Extract every record, exactly as written, and ignore the pictures.

Data records for software interfaces:

--- START ---

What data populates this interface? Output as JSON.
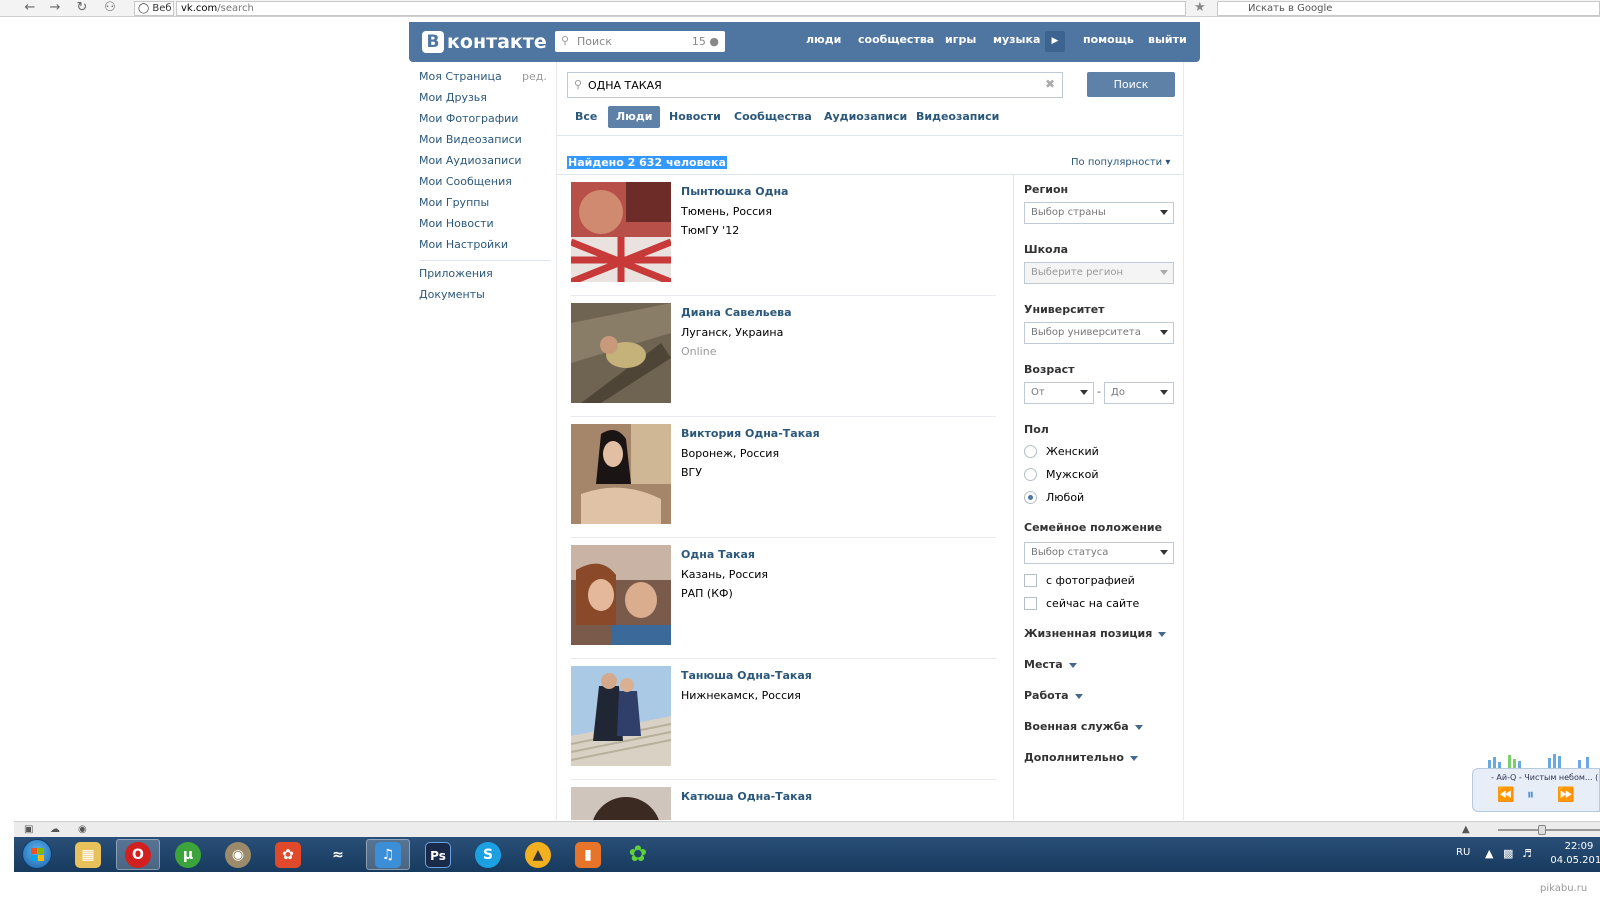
{
  "browser": {
    "site_label": "Веб",
    "url_host": "vk.com",
    "url_path": "/search",
    "search_engine_placeholder": "Искать в Google"
  },
  "header": {
    "logo_letter": "В",
    "logo_text": "контакте",
    "search_placeholder": "Поиск",
    "search_count": "15",
    "nav": [
      "люди",
      "сообщества",
      "игры",
      "музыка",
      "помощь",
      "выйти"
    ]
  },
  "left_menu": {
    "edit_label": "ред.",
    "items": [
      "Моя Страница",
      "Мои Друзья",
      "Мои Фотографии",
      "Мои Видеозаписи",
      "Мои Аудиозаписи",
      "Мои Сообщения",
      "Мои Группы",
      "Мои Новости",
      "Мои Настройки"
    ],
    "extra": [
      "Приложения",
      "Документы"
    ]
  },
  "search": {
    "query": "ОДНА ТАКАЯ",
    "button": "Поиск",
    "tabs": [
      "Все",
      "Люди",
      "Новости",
      "Сообщества",
      "Аудиозаписи",
      "Видеозаписи"
    ],
    "active_tab": "Люди",
    "found": "Найдено 2 632 человека",
    "sort": "По популярности"
  },
  "results": [
    {
      "name": "Пынтюшка Одна",
      "line1": "Тюмень, Россия",
      "line2": "ТюмГУ '12"
    },
    {
      "name": "Диана Савельева",
      "line1": "Луганск, Украина",
      "line2": "Online"
    },
    {
      "name": "Виктория Одна-Такая",
      "line1": "Воронеж, Россия",
      "line2": "ВГУ"
    },
    {
      "name": "Одна Такая",
      "line1": "Казань, Россия",
      "line2": "РАП (КФ)"
    },
    {
      "name": "Танюша Одна-Такая",
      "line1": "Нижнекамск, Россия",
      "line2": ""
    },
    {
      "name": "Катюша Одна-Такая",
      "line1": "",
      "line2": ""
    }
  ],
  "filters": {
    "region_label": "Регион",
    "region_select": "Выбор страны",
    "school_label": "Школа",
    "school_select": "Выберите регион",
    "university_label": "Университет",
    "university_select": "Выбор университета",
    "age_label": "Возраст",
    "age_from": "От",
    "age_sep": "-",
    "age_to": "До",
    "sex_label": "Пол",
    "sex_options": [
      "Женский",
      "Мужской",
      "Любой"
    ],
    "sex_selected": "Любой",
    "marital_label": "Семейное положение",
    "marital_select": "Выбор статуса",
    "checkboxes": [
      "с фотографией",
      "сейчас на сайте"
    ],
    "expanders": [
      "Жизненная позиция",
      "Места",
      "Работа",
      "Военная служба",
      "Дополнительно"
    ]
  },
  "player": {
    "title": "- Ай-Q - Чистым небом... ("
  },
  "taskbar": {
    "language": "RU",
    "time": "22:09",
    "date": "04.05.2013"
  },
  "watermark": "pikabu.ru"
}
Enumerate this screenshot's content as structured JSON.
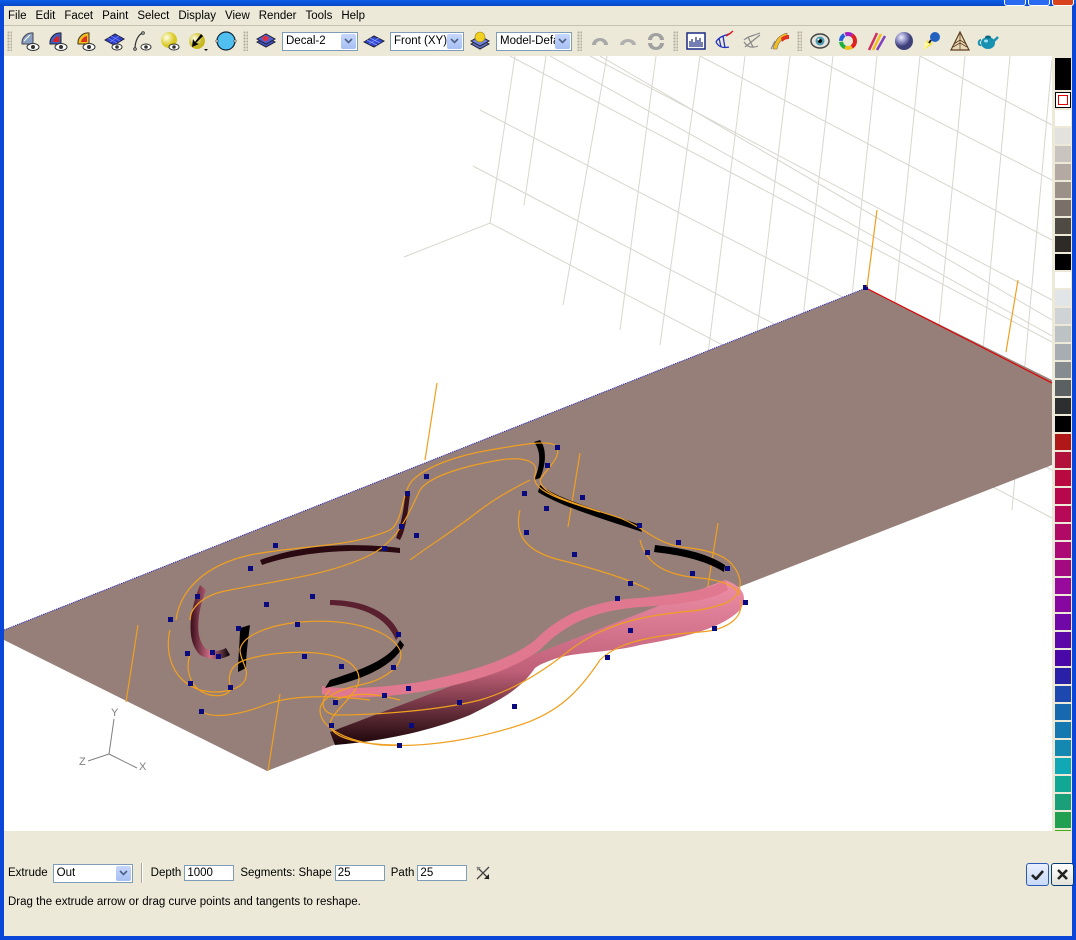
{
  "menubar": {
    "items": [
      "File",
      "Edit",
      "Facet",
      "Paint",
      "Select",
      "Display",
      "View",
      "Render",
      "Tools",
      "Help"
    ]
  },
  "toolbar": {
    "group1": [
      {
        "name": "view-model-icon"
      },
      {
        "name": "view-model-red-icon"
      },
      {
        "name": "view-model-orange-icon"
      },
      {
        "name": "view-grid-plane-icon"
      },
      {
        "name": "view-curve-icon"
      },
      {
        "name": "view-light-sphere-icon"
      },
      {
        "name": "select-arrow-icon"
      },
      {
        "name": "sphere-outline-icon"
      }
    ],
    "decal_select": {
      "value": "Decal-2"
    },
    "view_select": {
      "value": "Front (XY)"
    },
    "material_select": {
      "value": "Model-Defa"
    },
    "group3": [
      {
        "name": "undo-icon"
      },
      {
        "name": "redo-icon"
      },
      {
        "name": "undo-redo-stack-icon"
      }
    ],
    "group4": [
      {
        "name": "histogram-icon"
      },
      {
        "name": "curve-mesh-icon"
      },
      {
        "name": "curve-mesh-gray-icon"
      },
      {
        "name": "surface-paint-icon"
      }
    ],
    "group5": [
      {
        "name": "eye-icon"
      },
      {
        "name": "color-wheel-icon"
      },
      {
        "name": "brushes-icon"
      },
      {
        "name": "shaded-sphere-icon"
      },
      {
        "name": "spotlight-icon"
      },
      {
        "name": "room-icon"
      },
      {
        "name": "teapot-icon"
      }
    ]
  },
  "viewport": {
    "axis_labels": {
      "x": "X",
      "y": "Y",
      "z": "Z"
    },
    "colors": {
      "plane": "#967f79",
      "curve": "#f0a020",
      "extrude": "#e07890",
      "control_point": "#0a0a80",
      "grid": "#d8d6ce",
      "edge_x": "#e00000",
      "edge_z": "#2020c0"
    }
  },
  "palette": {
    "swatches": [
      "#000000",
      "#000000",
      "#ffffff",
      "#e4e2df",
      "#c9c4bf",
      "#b4aaa3",
      "#9c9189",
      "#7a7069",
      "#504a45",
      "#2e2a27",
      "#000000",
      "#ffffff",
      "#e2e5e7",
      "#cfd3d6",
      "#bdc2c5",
      "#a7adb1",
      "#858b8e",
      "#5b6063",
      "#2c2e30",
      "#000000",
      "#b01818",
      "#b0103a",
      "#b80a40",
      "#b8084c",
      "#b80858",
      "#b00a66",
      "#ac0a74",
      "#a40a80",
      "#980a9c",
      "#8608a0",
      "#7008a8",
      "#5c08a8",
      "#4a08a8",
      "#2a20a8",
      "#1c48b0",
      "#1868b0",
      "#1678b0",
      "#1488b0",
      "#10a8b4",
      "#10a894",
      "#1aa078",
      "#20a050",
      "#40b010"
    ],
    "selected_index": 1
  },
  "bottom": {
    "extrude_label": "Extrude",
    "extrude_value": "Out",
    "depth_label": "Depth",
    "depth_value": "1000",
    "segments_label": "Segments: Shape",
    "shape_value": "25",
    "path_label": "Path",
    "path_value": "25",
    "hint": "Drag the extrude arrow or drag curve points and tangents to reshape."
  }
}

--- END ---

Output below ->
What data populates this interface? Output as JSON.
{
  "browser": {
    "site_label": "Веб",
    "url_host": "vk.com",
    "url_path": "/search",
    "search_engine_placeholder": "Искать в Google"
  },
  "header": {
    "logo_letter": "В",
    "logo_text": "контакте",
    "search_placeholder": "Поиск",
    "search_count": "15",
    "nav": [
      "люди",
      "сообщества",
      "игры",
      "музыка",
      "помощь",
      "выйти"
    ]
  },
  "left_menu": {
    "edit_label": "ред.",
    "items": [
      "Моя Страница",
      "Мои Друзья",
      "Мои Фотографии",
      "Мои Видеозаписи",
      "Мои Аудиозаписи",
      "Мои Сообщения",
      "Мои Группы",
      "Мои Новости",
      "Мои Настройки"
    ],
    "extra": [
      "Приложения",
      "Документы"
    ]
  },
  "search": {
    "query": "ОДНА ТАКАЯ",
    "button": "Поиск",
    "tabs": [
      "Все",
      "Люди",
      "Новости",
      "Сообщества",
      "Аудиозаписи",
      "Видеозаписи"
    ],
    "active_tab": "Люди",
    "found": "Найдено 2 632 человека",
    "sort": "По популярности"
  },
  "results": [
    {
      "name": "Пынтюшка Одна",
      "line1": "Тюмень, Россия",
      "line2": "ТюмГУ '12"
    },
    {
      "name": "Диана Савельева",
      "line1": "Луганск, Украина",
      "line2": "Online"
    },
    {
      "name": "Виктория Одна-Такая",
      "line1": "Воронеж, Россия",
      "line2": "ВГУ"
    },
    {
      "name": "Одна Такая",
      "line1": "Казань, Россия",
      "line2": "РАП (КФ)"
    },
    {
      "name": "Танюша Одна-Такая",
      "line1": "Нижнекамск, Россия",
      "line2": ""
    },
    {
      "name": "Катюша Одна-Такая",
      "line1": "",
      "line2": ""
    }
  ],
  "filters": {
    "region_label": "Регион",
    "region_select": "Выбор страны",
    "school_label": "Школа",
    "school_select": "Выберите регион",
    "university_label": "Университет",
    "university_select": "Выбор университета",
    "age_label": "Возраст",
    "age_from": "От",
    "age_sep": "-",
    "age_to": "До",
    "sex_label": "Пол",
    "sex_options": [
      "Женский",
      "Мужской",
      "Любой"
    ],
    "sex_selected": "Любой",
    "marital_label": "Семейное положение",
    "marital_select": "Выбор статуса",
    "checkboxes": [
      "с фотографией",
      "сейчас на сайте"
    ],
    "expanders": [
      "Жизненная позиция",
      "Места",
      "Работа",
      "Военная служба",
      "Дополнительно"
    ]
  },
  "player": {
    "title": "- Ай-Q - Чистым небом... ("
  },
  "taskbar": {
    "language": "RU",
    "time": "22:09",
    "date": "04.05.2013"
  },
  "watermark": "pikabu.ru"
}
Enumerate this screenshot's content as structured JSON.
{
  "menubar": {
    "items": [
      "File",
      "Edit",
      "Facet",
      "Paint",
      "Select",
      "Display",
      "View",
      "Render",
      "Tools",
      "Help"
    ]
  },
  "toolbar": {
    "group1": [
      {
        "name": "view-model-icon"
      },
      {
        "name": "view-model-red-icon"
      },
      {
        "name": "view-model-orange-icon"
      },
      {
        "name": "view-grid-plane-icon"
      },
      {
        "name": "view-curve-icon"
      },
      {
        "name": "view-light-sphere-icon"
      },
      {
        "name": "select-arrow-icon"
      },
      {
        "name": "sphere-outline-icon"
      }
    ],
    "decal_select": {
      "value": "Decal-2"
    },
    "view_select": {
      "value": "Front (XY)"
    },
    "material_select": {
      "value": "Model-Defa"
    },
    "group3": [
      {
        "name": "undo-icon"
      },
      {
        "name": "redo-icon"
      },
      {
        "name": "undo-redo-stack-icon"
      }
    ],
    "group4": [
      {
        "name": "histogram-icon"
      },
      {
        "name": "curve-mesh-icon"
      },
      {
        "name": "curve-mesh-gray-icon"
      },
      {
        "name": "surface-paint-icon"
      }
    ],
    "group5": [
      {
        "name": "eye-icon"
      },
      {
        "name": "color-wheel-icon"
      },
      {
        "name": "brushes-icon"
      },
      {
        "name": "shaded-sphere-icon"
      },
      {
        "name": "spotlight-icon"
      },
      {
        "name": "room-icon"
      },
      {
        "name": "teapot-icon"
      }
    ]
  },
  "viewport": {
    "axis_labels": {
      "x": "X",
      "y": "Y",
      "z": "Z"
    },
    "colors": {
      "plane": "#967f79",
      "curve": "#f0a020",
      "extrude": "#e07890",
      "control_point": "#0a0a80",
      "grid": "#d8d6ce",
      "edge_x": "#e00000",
      "edge_z": "#2020c0"
    }
  },
  "palette": {
    "swatches": [
      "#000000",
      "#000000",
      "#ffffff",
      "#e4e2df",
      "#c9c4bf",
      "#b4aaa3",
      "#9c9189",
      "#7a7069",
      "#504a45",
      "#2e2a27",
      "#000000",
      "#ffffff",
      "#e2e5e7",
      "#cfd3d6",
      "#bdc2c5",
      "#a7adb1",
      "#858b8e",
      "#5b6063",
      "#2c2e30",
      "#000000",
      "#b01818",
      "#b0103a",
      "#b80a40",
      "#b8084c",
      "#b80858",
      "#b00a66",
      "#ac0a74",
      "#a40a80",
      "#980a9c",
      "#8608a0",
      "#7008a8",
      "#5c08a8",
      "#4a08a8",
      "#2a20a8",
      "#1c48b0",
      "#1868b0",
      "#1678b0",
      "#1488b0",
      "#10a8b4",
      "#10a894",
      "#1aa078",
      "#20a050",
      "#40b010"
    ],
    "selected_index": 1
  },
  "bottom": {
    "extrude_label": "Extrude",
    "extrude_value": "Out",
    "depth_label": "Depth",
    "depth_value": "1000",
    "segments_label": "Segments: Shape",
    "shape_value": "25",
    "path_label": "Path",
    "path_value": "25",
    "hint": "Drag the extrude arrow or drag curve points and tangents to reshape."
  }
}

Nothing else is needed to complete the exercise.